■ WORK TO COMPLETE
Out of the entries that follow, copy each line containing "Tasks".

:: PROVIDED INFORMATION

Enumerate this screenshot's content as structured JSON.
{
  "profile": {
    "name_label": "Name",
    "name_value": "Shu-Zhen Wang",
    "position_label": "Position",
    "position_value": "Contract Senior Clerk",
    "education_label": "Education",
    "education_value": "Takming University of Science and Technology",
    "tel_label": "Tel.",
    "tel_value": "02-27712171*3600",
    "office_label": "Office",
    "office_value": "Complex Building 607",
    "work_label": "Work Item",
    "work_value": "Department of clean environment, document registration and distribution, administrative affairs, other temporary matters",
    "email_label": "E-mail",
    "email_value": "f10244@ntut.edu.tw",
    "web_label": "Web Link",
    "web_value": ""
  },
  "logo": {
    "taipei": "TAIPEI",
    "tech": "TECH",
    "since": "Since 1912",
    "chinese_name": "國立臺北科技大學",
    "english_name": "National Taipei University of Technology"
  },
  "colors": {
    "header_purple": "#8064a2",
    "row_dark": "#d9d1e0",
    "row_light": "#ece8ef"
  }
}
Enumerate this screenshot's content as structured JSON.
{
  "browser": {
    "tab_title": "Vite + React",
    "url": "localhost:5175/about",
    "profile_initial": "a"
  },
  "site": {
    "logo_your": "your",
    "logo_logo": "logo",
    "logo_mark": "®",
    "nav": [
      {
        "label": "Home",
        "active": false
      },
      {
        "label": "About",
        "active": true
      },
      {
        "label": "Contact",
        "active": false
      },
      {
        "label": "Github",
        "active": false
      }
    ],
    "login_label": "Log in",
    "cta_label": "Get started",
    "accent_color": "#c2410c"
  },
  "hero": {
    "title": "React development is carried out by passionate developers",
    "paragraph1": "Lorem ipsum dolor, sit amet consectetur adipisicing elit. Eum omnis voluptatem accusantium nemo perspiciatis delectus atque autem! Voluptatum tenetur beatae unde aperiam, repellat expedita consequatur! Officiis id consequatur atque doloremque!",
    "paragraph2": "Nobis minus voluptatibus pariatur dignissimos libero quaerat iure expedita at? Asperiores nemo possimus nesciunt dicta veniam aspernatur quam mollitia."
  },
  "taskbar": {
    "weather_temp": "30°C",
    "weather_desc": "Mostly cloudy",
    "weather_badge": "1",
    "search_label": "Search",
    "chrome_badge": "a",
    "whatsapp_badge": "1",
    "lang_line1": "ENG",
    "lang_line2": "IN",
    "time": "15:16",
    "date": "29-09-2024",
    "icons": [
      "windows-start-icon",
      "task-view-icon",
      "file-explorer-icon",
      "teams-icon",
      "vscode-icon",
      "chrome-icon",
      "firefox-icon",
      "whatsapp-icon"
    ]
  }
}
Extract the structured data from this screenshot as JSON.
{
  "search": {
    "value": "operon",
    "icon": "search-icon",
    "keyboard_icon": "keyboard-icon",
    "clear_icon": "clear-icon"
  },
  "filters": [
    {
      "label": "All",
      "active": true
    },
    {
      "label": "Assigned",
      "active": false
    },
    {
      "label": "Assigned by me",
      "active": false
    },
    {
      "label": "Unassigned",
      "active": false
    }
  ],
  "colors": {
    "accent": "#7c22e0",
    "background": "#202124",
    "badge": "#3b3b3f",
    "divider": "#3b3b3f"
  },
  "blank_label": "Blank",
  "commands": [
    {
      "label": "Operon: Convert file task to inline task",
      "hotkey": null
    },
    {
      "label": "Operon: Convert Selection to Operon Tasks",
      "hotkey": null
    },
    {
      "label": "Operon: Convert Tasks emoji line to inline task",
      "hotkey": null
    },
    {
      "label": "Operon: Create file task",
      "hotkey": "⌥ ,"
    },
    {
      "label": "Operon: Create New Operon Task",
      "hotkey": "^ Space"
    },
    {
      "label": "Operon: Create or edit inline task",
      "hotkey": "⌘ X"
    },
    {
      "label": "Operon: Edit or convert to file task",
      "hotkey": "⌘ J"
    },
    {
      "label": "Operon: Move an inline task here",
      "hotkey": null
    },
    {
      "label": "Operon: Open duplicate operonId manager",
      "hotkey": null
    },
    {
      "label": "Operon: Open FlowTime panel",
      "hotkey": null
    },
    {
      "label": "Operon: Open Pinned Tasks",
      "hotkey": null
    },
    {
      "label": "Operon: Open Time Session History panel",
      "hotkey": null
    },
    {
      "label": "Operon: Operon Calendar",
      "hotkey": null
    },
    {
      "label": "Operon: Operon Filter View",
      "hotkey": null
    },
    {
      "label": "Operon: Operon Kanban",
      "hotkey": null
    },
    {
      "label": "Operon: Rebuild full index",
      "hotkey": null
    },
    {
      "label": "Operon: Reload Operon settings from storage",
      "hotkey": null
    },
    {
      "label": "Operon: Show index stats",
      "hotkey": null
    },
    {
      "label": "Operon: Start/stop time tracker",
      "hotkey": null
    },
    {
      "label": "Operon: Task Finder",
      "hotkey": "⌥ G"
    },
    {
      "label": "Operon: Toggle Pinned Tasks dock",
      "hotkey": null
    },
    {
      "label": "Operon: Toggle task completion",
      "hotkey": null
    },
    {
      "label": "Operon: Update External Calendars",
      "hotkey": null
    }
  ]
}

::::

■ THE COMPLETED TASK
      "label": "Operon: Convert Selection to Operon Tasks",
      "label": "Operon: Convert Tasks emoji line to inline task",
      "label": "Operon: Open Pinned Tasks",
      "label": "Operon: Toggle Pinned Tasks dock",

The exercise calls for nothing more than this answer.